Records to use section start

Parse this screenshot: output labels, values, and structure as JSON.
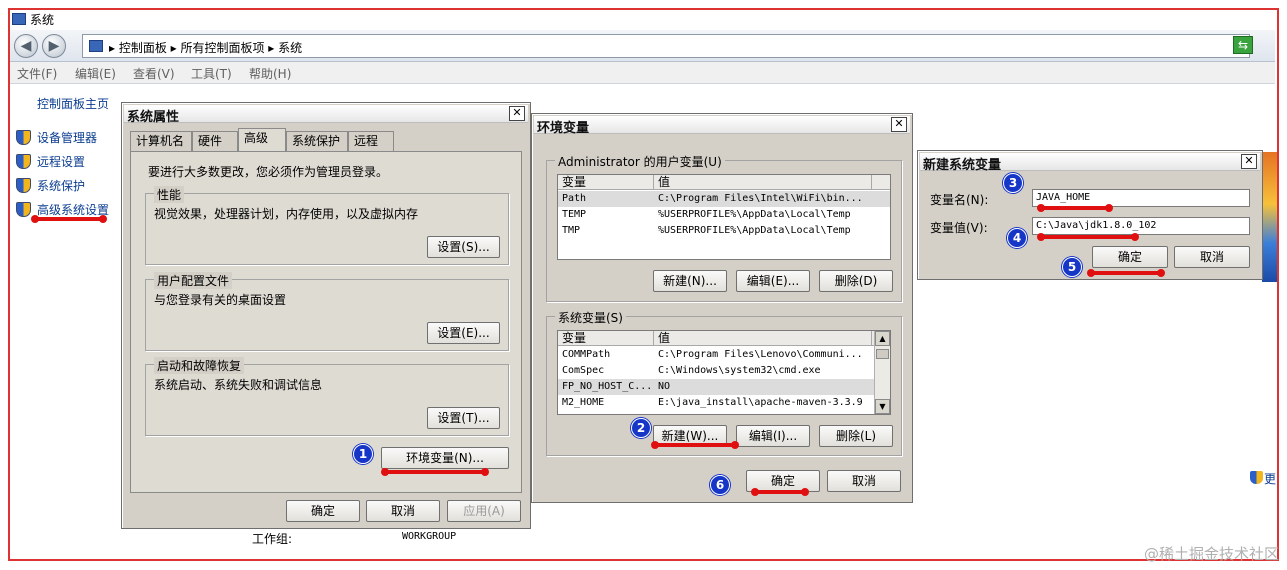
{
  "window": {
    "title": "系统"
  },
  "address": {
    "breadcrumb": "▸ 控制面板 ▸ 所有控制面板项 ▸ 系统"
  },
  "menu": [
    "文件(F)",
    "编辑(E)",
    "查看(V)",
    "工具(T)",
    "帮助(H)"
  ],
  "left_pane": {
    "home": "控制面板主页",
    "tasks": [
      "设备管理器",
      "远程设置",
      "系统保护",
      "高级系统设置"
    ]
  },
  "background": {
    "workgroup_label": "工作组:",
    "workgroup_value": "WORKGROUP",
    "right_link": "更"
  },
  "sysprops": {
    "title": "系统属性",
    "tabs": [
      "计算机名",
      "硬件",
      "高级",
      "系统保护",
      "远程"
    ],
    "notice": "要进行大多数更改，您必须作为管理员登录。",
    "perf_title": "性能",
    "perf_desc": "视觉效果，处理器计划，内存使用，以及虚拟内存",
    "perf_btn": "设置(S)...",
    "profile_title": "用户配置文件",
    "profile_desc": "与您登录有关的桌面设置",
    "profile_btn": "设置(E)...",
    "startup_title": "启动和故障恢复",
    "startup_desc": "系统启动、系统失败和调试信息",
    "startup_btn": "设置(T)...",
    "env_btn": "环境变量(N)...",
    "ok": "确定",
    "cancel": "取消",
    "apply": "应用(A)"
  },
  "envvars": {
    "title": "环境变量",
    "user_group": "Administrator 的用户变量(U)",
    "col_var": "变量",
    "col_val": "值",
    "user_rows": [
      {
        "name": "Path",
        "value": "C:\\Program Files\\Intel\\WiFi\\bin..."
      },
      {
        "name": "TEMP",
        "value": "%USERPROFILE%\\AppData\\Local\\Temp"
      },
      {
        "name": "TMP",
        "value": "%USERPROFILE%\\AppData\\Local\\Temp"
      }
    ],
    "user_new": "新建(N)...",
    "user_edit": "编辑(E)...",
    "user_delete": "删除(D)",
    "sys_group": "系统变量(S)",
    "sys_rows": [
      {
        "name": "COMMPath",
        "value": "C:\\Program Files\\Lenovo\\Communi..."
      },
      {
        "name": "ComSpec",
        "value": "C:\\Windows\\system32\\cmd.exe"
      },
      {
        "name": "FP_NO_HOST_C...",
        "value": "NO"
      },
      {
        "name": "M2_HOME",
        "value": "E:\\java_install\\apache-maven-3.3.9"
      }
    ],
    "sys_new": "新建(W)...",
    "sys_edit": "编辑(I)...",
    "sys_delete": "删除(L)",
    "ok": "确定",
    "cancel": "取消"
  },
  "newvar": {
    "title": "新建系统变量",
    "name_label": "变量名(N):",
    "name_value": "JAVA_HOME",
    "value_label": "变量值(V):",
    "value_value": "C:\\Java\\jdk1.8.0_102",
    "ok": "确定",
    "cancel": "取消"
  },
  "steps": [
    "1",
    "2",
    "3",
    "4",
    "5",
    "6"
  ],
  "watermark": "@稀土掘金技术社区",
  "colors": {
    "annotation_red": "#e01010",
    "badge_blue": "#1636c8"
  }
}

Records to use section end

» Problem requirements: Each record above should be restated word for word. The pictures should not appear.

» Solution below:
Parse this screenshot: output labels, values, and structure as JSON.
{
  "window": {
    "title": "系统"
  },
  "address": {
    "breadcrumb": "▸ 控制面板 ▸ 所有控制面板项 ▸ 系统"
  },
  "menu": [
    "文件(F)",
    "编辑(E)",
    "查看(V)",
    "工具(T)",
    "帮助(H)"
  ],
  "left_pane": {
    "home": "控制面板主页",
    "tasks": [
      "设备管理器",
      "远程设置",
      "系统保护",
      "高级系统设置"
    ]
  },
  "background": {
    "workgroup_label": "工作组:",
    "workgroup_value": "WORKGROUP",
    "right_link": "更"
  },
  "sysprops": {
    "title": "系统属性",
    "tabs": [
      "计算机名",
      "硬件",
      "高级",
      "系统保护",
      "远程"
    ],
    "notice": "要进行大多数更改，您必须作为管理员登录。",
    "perf_title": "性能",
    "perf_desc": "视觉效果，处理器计划，内存使用，以及虚拟内存",
    "perf_btn": "设置(S)...",
    "profile_title": "用户配置文件",
    "profile_desc": "与您登录有关的桌面设置",
    "profile_btn": "设置(E)...",
    "startup_title": "启动和故障恢复",
    "startup_desc": "系统启动、系统失败和调试信息",
    "startup_btn": "设置(T)...",
    "env_btn": "环境变量(N)...",
    "ok": "确定",
    "cancel": "取消",
    "apply": "应用(A)"
  },
  "envvars": {
    "title": "环境变量",
    "user_group": "Administrator 的用户变量(U)",
    "col_var": "变量",
    "col_val": "值",
    "user_rows": [
      {
        "name": "Path",
        "value": "C:\\Program Files\\Intel\\WiFi\\bin..."
      },
      {
        "name": "TEMP",
        "value": "%USERPROFILE%\\AppData\\Local\\Temp"
      },
      {
        "name": "TMP",
        "value": "%USERPROFILE%\\AppData\\Local\\Temp"
      }
    ],
    "user_new": "新建(N)...",
    "user_edit": "编辑(E)...",
    "user_delete": "删除(D)",
    "sys_group": "系统变量(S)",
    "sys_rows": [
      {
        "name": "COMMPath",
        "value": "C:\\Program Files\\Lenovo\\Communi..."
      },
      {
        "name": "ComSpec",
        "value": "C:\\Windows\\system32\\cmd.exe"
      },
      {
        "name": "FP_NO_HOST_C...",
        "value": "NO"
      },
      {
        "name": "M2_HOME",
        "value": "E:\\java_install\\apache-maven-3.3.9"
      }
    ],
    "sys_new": "新建(W)...",
    "sys_edit": "编辑(I)...",
    "sys_delete": "删除(L)",
    "ok": "确定",
    "cancel": "取消"
  },
  "newvar": {
    "title": "新建系统变量",
    "name_label": "变量名(N):",
    "name_value": "JAVA_HOME",
    "value_label": "变量值(V):",
    "value_value": "C:\\Java\\jdk1.8.0_102",
    "ok": "确定",
    "cancel": "取消"
  },
  "steps": [
    "1",
    "2",
    "3",
    "4",
    "5",
    "6"
  ],
  "watermark": "@稀土掘金技术社区",
  "colors": {
    "annotation_red": "#e01010",
    "badge_blue": "#1636c8"
  }
}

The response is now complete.